Brindisi is definitely worth visiting, especially if you’re looking for a slightly more off-the-beaten-path destination in Puglia. There are lots of things to see in Brindisi, Italy, and the city is home to a great mix of historical sites, cultural attractions, and outdoor activities.
You can see most of the main Brindisi attractions in one day. However, I’d recommend spending at least 2-3 days here to allow you to get a better sense of the city and to make your trip more relaxed and enjoyable. There’s enough to do in Brindisi to keep you busy for at least a few days.
Overall, Brindisi is a fairly safe place to visit. However, as with many cities, it does experience a certain amount of petty crime.
It’s a good idea to avoid walking around by yourself at night, especially in places that are poorly lit. But, so long as you take the usual sensible precautions, you shouldn’t have any issues during your time there.
Exploring the city’s beautiful ancient harbor is one of the most popular things to do in Brindisi, Italy.

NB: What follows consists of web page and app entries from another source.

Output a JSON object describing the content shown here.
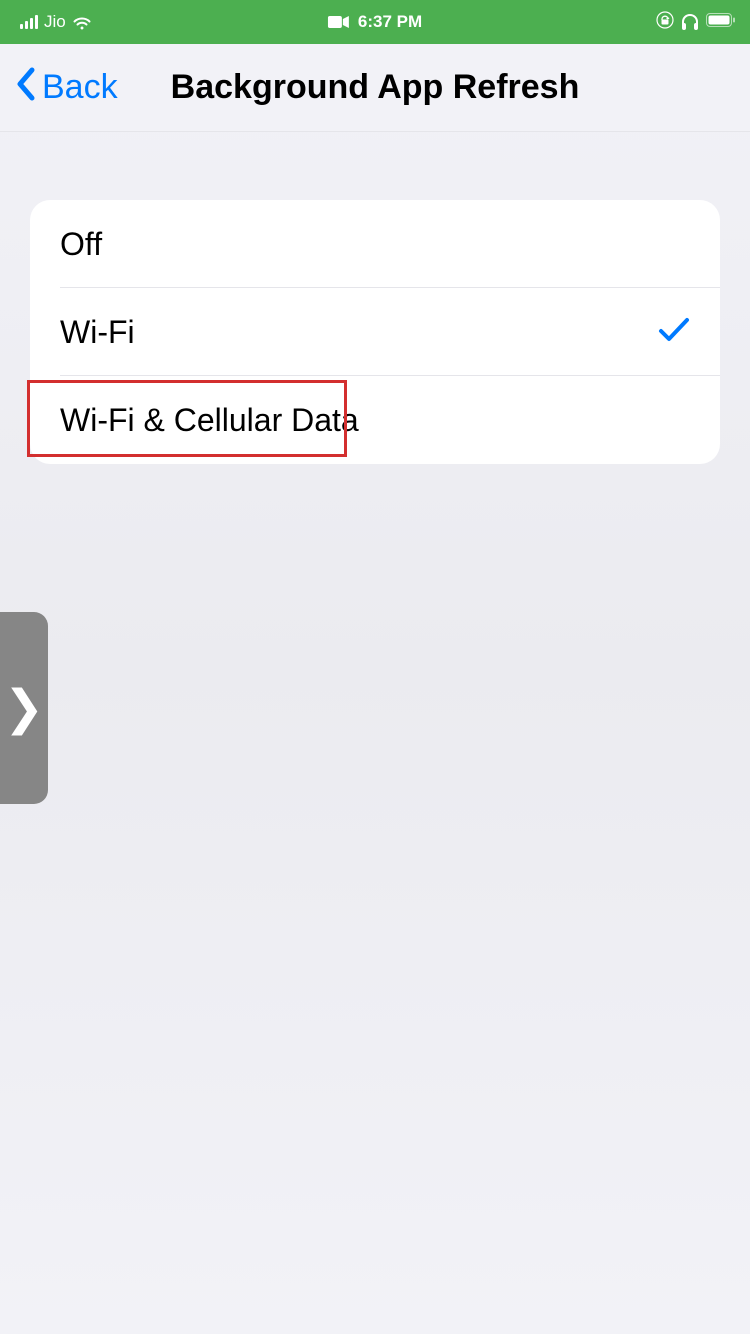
{
  "statusBar": {
    "carrier": "Jio",
    "time": "6:37 PM"
  },
  "nav": {
    "backLabel": "Back",
    "title": "Background App Refresh"
  },
  "options": {
    "items": [
      {
        "label": "Off",
        "selected": false,
        "highlighted": false
      },
      {
        "label": "Wi-Fi",
        "selected": true,
        "highlighted": false
      },
      {
        "label": "Wi-Fi & Cellular Data",
        "selected": false,
        "highlighted": true
      }
    ]
  },
  "sideHandle": {
    "glyph": "❯"
  }
}
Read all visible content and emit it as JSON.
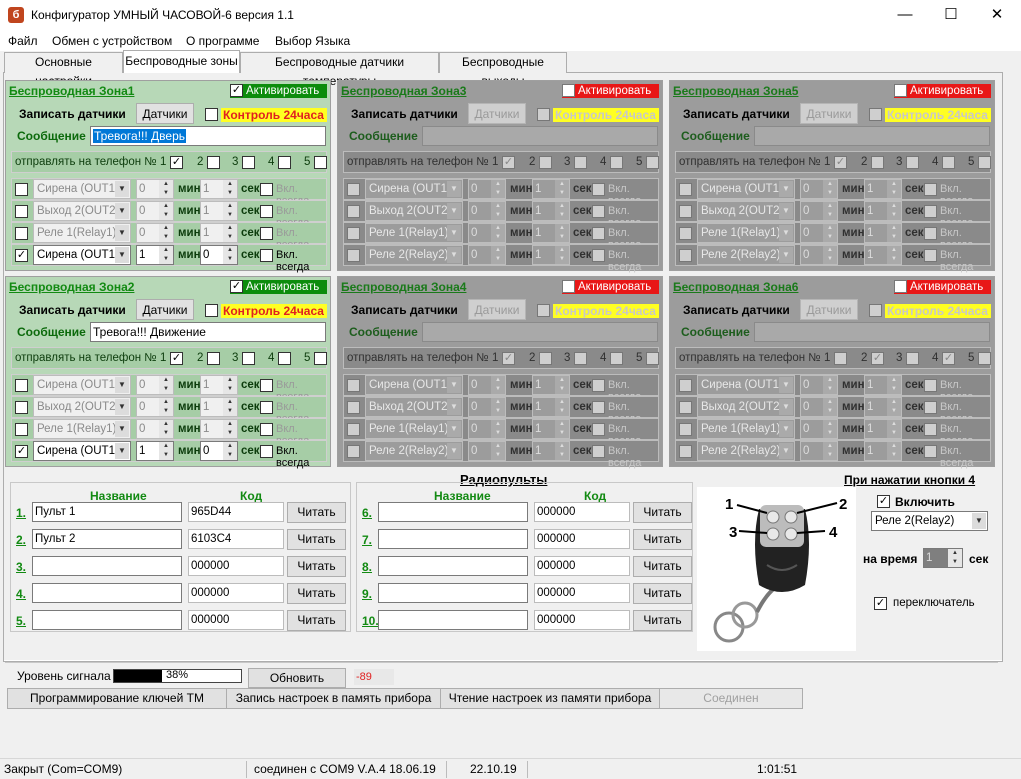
{
  "window": {
    "title": "Конфигуратор УМНЫЙ ЧАСОВОЙ-6 версия 1.1",
    "icon_letter": "б",
    "minimize": "—",
    "maximize": "☐",
    "close": "✕"
  },
  "menu": [
    "Файл",
    "Обмен с устройством",
    "О программе",
    "Выбор Языка"
  ],
  "tabs": [
    "Основные настройки",
    "Беспроводные зоны",
    "Беспроводные датчики температуры",
    "Беспроводные выходы"
  ],
  "active_tab": 1,
  "zone_labels": {
    "activate": "Активировать",
    "record_sensors": "Записать датчики",
    "sensors_btn": "Датчики",
    "control24": "Контроль 24часа",
    "message": "Сообщение",
    "send_to_phone": "отправлять на телефон №",
    "min": "мин",
    "sec": "сек",
    "always_on": "Вкл. всегда"
  },
  "zones": [
    {
      "title": "Беспроводная Зона1",
      "active": true,
      "activated": true,
      "control24": false,
      "message": "Тревога!!! Дверь",
      "message_selected": true,
      "phones": [
        true,
        false,
        false,
        false,
        false
      ],
      "outputs": [
        {
          "checked": false,
          "name": "Сирена (OUT1",
          "min": "0",
          "sec": "1",
          "always": false,
          "enabled": false
        },
        {
          "checked": false,
          "name": "Выход 2(OUT2",
          "min": "0",
          "sec": "1",
          "always": false,
          "enabled": false
        },
        {
          "checked": false,
          "name": "Реле 1(Relay1)",
          "min": "0",
          "sec": "1",
          "always": false,
          "enabled": false
        },
        {
          "checked": true,
          "name": "Сирена (OUT1",
          "min": "1",
          "sec": "0",
          "always": false,
          "enabled": true
        }
      ]
    },
    {
      "title": "Беспроводная Зона3",
      "active": false,
      "activated": false,
      "control24": false,
      "message": "",
      "message_selected": false,
      "phones": [
        true,
        false,
        false,
        false,
        false
      ],
      "outputs": [
        {
          "checked": false,
          "name": "Сирена (OUT1",
          "min": "0",
          "sec": "1",
          "always": false,
          "enabled": false
        },
        {
          "checked": false,
          "name": "Выход 2(OUT2",
          "min": "0",
          "sec": "1",
          "always": false,
          "enabled": false
        },
        {
          "checked": false,
          "name": "Реле 1(Relay1)",
          "min": "0",
          "sec": "1",
          "always": false,
          "enabled": false
        },
        {
          "checked": false,
          "name": "Реле 2(Relay2)",
          "min": "0",
          "sec": "1",
          "always": false,
          "enabled": false
        }
      ]
    },
    {
      "title": "Беспроводная Зона5",
      "active": false,
      "activated": false,
      "control24": false,
      "message": "",
      "message_selected": false,
      "phones": [
        true,
        false,
        false,
        false,
        false
      ],
      "outputs": [
        {
          "checked": false,
          "name": "Сирена (OUT1",
          "min": "0",
          "sec": "1",
          "always": false,
          "enabled": false
        },
        {
          "checked": false,
          "name": "Выход 2(OUT2",
          "min": "0",
          "sec": "1",
          "always": false,
          "enabled": false
        },
        {
          "checked": false,
          "name": "Реле 1(Relay1)",
          "min": "0",
          "sec": "1",
          "always": false,
          "enabled": false
        },
        {
          "checked": false,
          "name": "Реле 2(Relay2)",
          "min": "0",
          "sec": "1",
          "always": false,
          "enabled": false
        }
      ]
    },
    {
      "title": "Беспроводная Зона2",
      "active": true,
      "activated": true,
      "control24": false,
      "message": "Тревога!!! Движение",
      "message_selected": false,
      "phones": [
        true,
        false,
        false,
        false,
        false
      ],
      "outputs": [
        {
          "checked": false,
          "name": "Сирена (OUT1",
          "min": "0",
          "sec": "1",
          "always": false,
          "enabled": false
        },
        {
          "checked": false,
          "name": "Выход 2(OUT2",
          "min": "0",
          "sec": "1",
          "always": false,
          "enabled": false
        },
        {
          "checked": false,
          "name": "Реле 1(Relay1)",
          "min": "0",
          "sec": "1",
          "always": false,
          "enabled": false
        },
        {
          "checked": true,
          "name": "Сирена (OUT1",
          "min": "1",
          "sec": "0",
          "always": false,
          "enabled": true
        }
      ]
    },
    {
      "title": "Беспроводная Зона4",
      "active": false,
      "activated": false,
      "control24": false,
      "message": "",
      "message_selected": false,
      "phones": [
        true,
        false,
        false,
        false,
        false
      ],
      "outputs": [
        {
          "checked": false,
          "name": "Сирена (OUT1",
          "min": "0",
          "sec": "1",
          "always": false,
          "enabled": false
        },
        {
          "checked": false,
          "name": "Выход 2(OUT2",
          "min": "0",
          "sec": "1",
          "always": false,
          "enabled": false
        },
        {
          "checked": false,
          "name": "Реле 1(Relay1)",
          "min": "0",
          "sec": "1",
          "always": false,
          "enabled": false
        },
        {
          "checked": false,
          "name": "Реле 2(Relay2)",
          "min": "0",
          "sec": "1",
          "always": false,
          "enabled": false
        }
      ]
    },
    {
      "title": "Беспроводная Зона6",
      "active": false,
      "activated": false,
      "control24": false,
      "message": "",
      "message_selected": false,
      "phones": [
        false,
        true,
        false,
        true,
        false
      ],
      "outputs": [
        {
          "checked": false,
          "name": "Сирена (OUT1",
          "min": "0",
          "sec": "1",
          "always": false,
          "enabled": false
        },
        {
          "checked": false,
          "name": "Выход 2(OUT2",
          "min": "0",
          "sec": "1",
          "always": false,
          "enabled": false
        },
        {
          "checked": false,
          "name": "Реле 1(Relay1)",
          "min": "0",
          "sec": "1",
          "always": false,
          "enabled": false
        },
        {
          "checked": false,
          "name": "Реле 2(Relay2)",
          "min": "0",
          "sec": "1",
          "always": false,
          "enabled": false
        }
      ]
    }
  ],
  "remotes": {
    "title": "Радиопульты",
    "name_header": "Название",
    "code_header": "Код",
    "read_label": "Читать",
    "items": [
      {
        "num": "1.",
        "name": "Пульт 1",
        "code": "965D44"
      },
      {
        "num": "2.",
        "name": "Пульт 2",
        "code": "6103C4"
      },
      {
        "num": "3.",
        "name": "",
        "code": "000000"
      },
      {
        "num": "4.",
        "name": "",
        "code": "000000"
      },
      {
        "num": "5.",
        "name": "",
        "code": "000000"
      },
      {
        "num": "6.",
        "name": "",
        "code": "000000"
      },
      {
        "num": "7.",
        "name": "",
        "code": "000000"
      },
      {
        "num": "8.",
        "name": "",
        "code": "000000"
      },
      {
        "num": "9.",
        "name": "",
        "code": "000000"
      },
      {
        "num": "10.",
        "name": "",
        "code": "000000"
      }
    ]
  },
  "keyfob": {
    "labels": [
      "1",
      "2",
      "3",
      "4"
    ]
  },
  "button_action": {
    "title": "При нажатии кнопки 4",
    "enable_label": "Включить",
    "enabled": true,
    "output": "Реле 2(Relay2)",
    "time_label": "на время",
    "time_value": "1",
    "time_unit": "сек",
    "toggle_label": "переключатель",
    "toggle": true
  },
  "signal": {
    "label": "Уровень сигнала",
    "percent_text": "38%",
    "percent": 38,
    "refresh_label": "Обновить",
    "dbm": "-89 dBm"
  },
  "actions": {
    "program_keys": "Программирование ключей ТМ",
    "write_settings": "Запись настроек в память прибора",
    "read_settings": "Чтение настроек из памяти прибора",
    "connect": "Соединен"
  },
  "status": {
    "port": "Закрыт (Com=COM9)",
    "connection": "соединен с COM9  V.A.4 18.06.19",
    "date": "22.10.19",
    "time": "1:01:51"
  }
}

Lido Cala Materdomini is located near the airport and is easily accessible by bus or taxi from the center of Brindisi. However, if you have your own car and don’t mind traveling a little further, there are several beaches nearby that are even nicer. Spiaggia di Torre Pozzelle is one of my favorites.
Seafood is the most popular cuisine in Brindisi, and the fresh local fish, mussels, clams, and oysters are all delicious. I also recommend trying orecchiette con cime di rapa (orecchiette pasta with broccoli rabe), which is one of the most famous Puglian dishes.
The majority of visitors to Puglia tend to overlook Brindisi as a destination which I think is a huge shame. As you can see, there’s a fantastic range of interesting and fun things to do in Brindisi, Puglia.
Given that it’s somewhat off the beaten path (compared with some of Puglia’s more popular destinations, at least), means that you usually don’t have to contend with crowds of tourists while seeing the sights which is a bonus in my eyes!
If you’re looking to spend time in an authentic, lively, fun-loving southern Italian city, Brindisi is a great option.